    Whether you’re teaching them to tell the time or putting the finishing touches to a nursery, there’s a ticker for that
    Charlie Austin: Queens Park Rangers striker says ‘If the move is not right, I’m not going’

    Charlie Austin: ‘If the move is not right, I’m not going’

    After hitting 18 goals in the Premier League last season, the QPR striker was the great non-deal of transfer deadline day. But he says he'd preferred another shot at promotion
    Isis profits from destruction of antiquities by selling relics to dealers - and then blowing up the buildings they come from to conceal the evidence of looting

    How Isis profits from destruction of antiquities

    Robert Fisk on the terrorist group's manipulation of the market to increase the price of artefacts
    Labour leadership: Andy Burnham urges Jeremy Corbyn voters to think again in last-minute plea

    'If we lose touch we’ll end up with two decades of the Tories'

    In an exclusive interview, Andy Burnham urges Jeremy Corbyn voters to think again in last-minute plea
    Tunisia fears its Arab Spring could be reversed as the new regime becomes as intolerant of dissent as its predecessor

    The Arab Spring reversed

    Tunisian protesters fear that a new law will whitewash corrupt businessmen and officials, but they are finding that the new regime is becoming as intolerant of dissent as its predecessor
    King Arthur: Legendary figure was real and lived most of his life in Strathclyde, academic claims

    Academic claims King Arthur was real - and reveals where he lived

    Dr Andrew Breeze says the legendary figure did exist – but was a general, not a king
    Who is Oliver Bonas and how has he captured middle-class hearts?

    Who is Oliver Bonas?

    It's the first high-street store to pay its staff the living wage, and it saw out the recession in style
    Earth has 'lost more than half its trees' since humans first started cutting them down

    Axe-wielding Man fells half the world’s trees – leaving us just 422 each
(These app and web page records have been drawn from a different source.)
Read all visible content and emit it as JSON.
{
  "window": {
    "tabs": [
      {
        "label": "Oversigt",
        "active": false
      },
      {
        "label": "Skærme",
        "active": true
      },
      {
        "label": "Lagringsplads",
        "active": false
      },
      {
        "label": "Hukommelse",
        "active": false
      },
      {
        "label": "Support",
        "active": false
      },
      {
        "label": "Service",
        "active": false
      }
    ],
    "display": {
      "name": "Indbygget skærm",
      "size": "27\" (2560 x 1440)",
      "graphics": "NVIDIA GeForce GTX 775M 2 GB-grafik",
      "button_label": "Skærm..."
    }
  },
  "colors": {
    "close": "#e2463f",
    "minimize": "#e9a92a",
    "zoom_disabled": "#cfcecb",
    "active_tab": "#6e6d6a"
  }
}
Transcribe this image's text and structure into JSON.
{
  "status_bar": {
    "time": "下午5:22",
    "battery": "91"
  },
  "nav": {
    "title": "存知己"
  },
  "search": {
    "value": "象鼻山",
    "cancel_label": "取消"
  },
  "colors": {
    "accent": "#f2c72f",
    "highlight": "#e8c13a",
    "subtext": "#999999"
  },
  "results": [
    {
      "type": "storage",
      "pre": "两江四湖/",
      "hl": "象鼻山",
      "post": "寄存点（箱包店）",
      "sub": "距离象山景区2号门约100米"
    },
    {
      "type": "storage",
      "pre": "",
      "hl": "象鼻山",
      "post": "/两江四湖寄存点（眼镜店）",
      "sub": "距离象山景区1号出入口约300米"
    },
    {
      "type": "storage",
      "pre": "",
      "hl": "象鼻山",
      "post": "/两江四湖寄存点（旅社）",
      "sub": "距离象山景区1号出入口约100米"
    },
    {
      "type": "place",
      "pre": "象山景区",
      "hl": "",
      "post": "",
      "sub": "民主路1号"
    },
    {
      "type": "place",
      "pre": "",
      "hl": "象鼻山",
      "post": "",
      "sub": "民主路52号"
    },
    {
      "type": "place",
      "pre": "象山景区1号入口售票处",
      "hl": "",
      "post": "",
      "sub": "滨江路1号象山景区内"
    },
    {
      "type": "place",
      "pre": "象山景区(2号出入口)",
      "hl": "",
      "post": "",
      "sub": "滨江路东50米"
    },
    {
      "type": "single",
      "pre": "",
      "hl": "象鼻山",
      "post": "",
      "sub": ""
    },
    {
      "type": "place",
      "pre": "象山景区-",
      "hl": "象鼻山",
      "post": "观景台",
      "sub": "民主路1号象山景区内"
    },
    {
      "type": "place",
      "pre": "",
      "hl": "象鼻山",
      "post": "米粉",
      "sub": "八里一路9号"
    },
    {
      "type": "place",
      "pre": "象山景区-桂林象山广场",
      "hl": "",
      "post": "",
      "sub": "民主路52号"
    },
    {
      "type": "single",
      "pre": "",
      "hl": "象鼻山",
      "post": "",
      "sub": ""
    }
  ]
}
    However, the number of trees may be eight times higher than previously thought
    60 years of Scalextric: Model cars are now stuffed with as much tech as real ones

    60 years of Scalextric

    Model cars are now stuffed with as much tech as real ones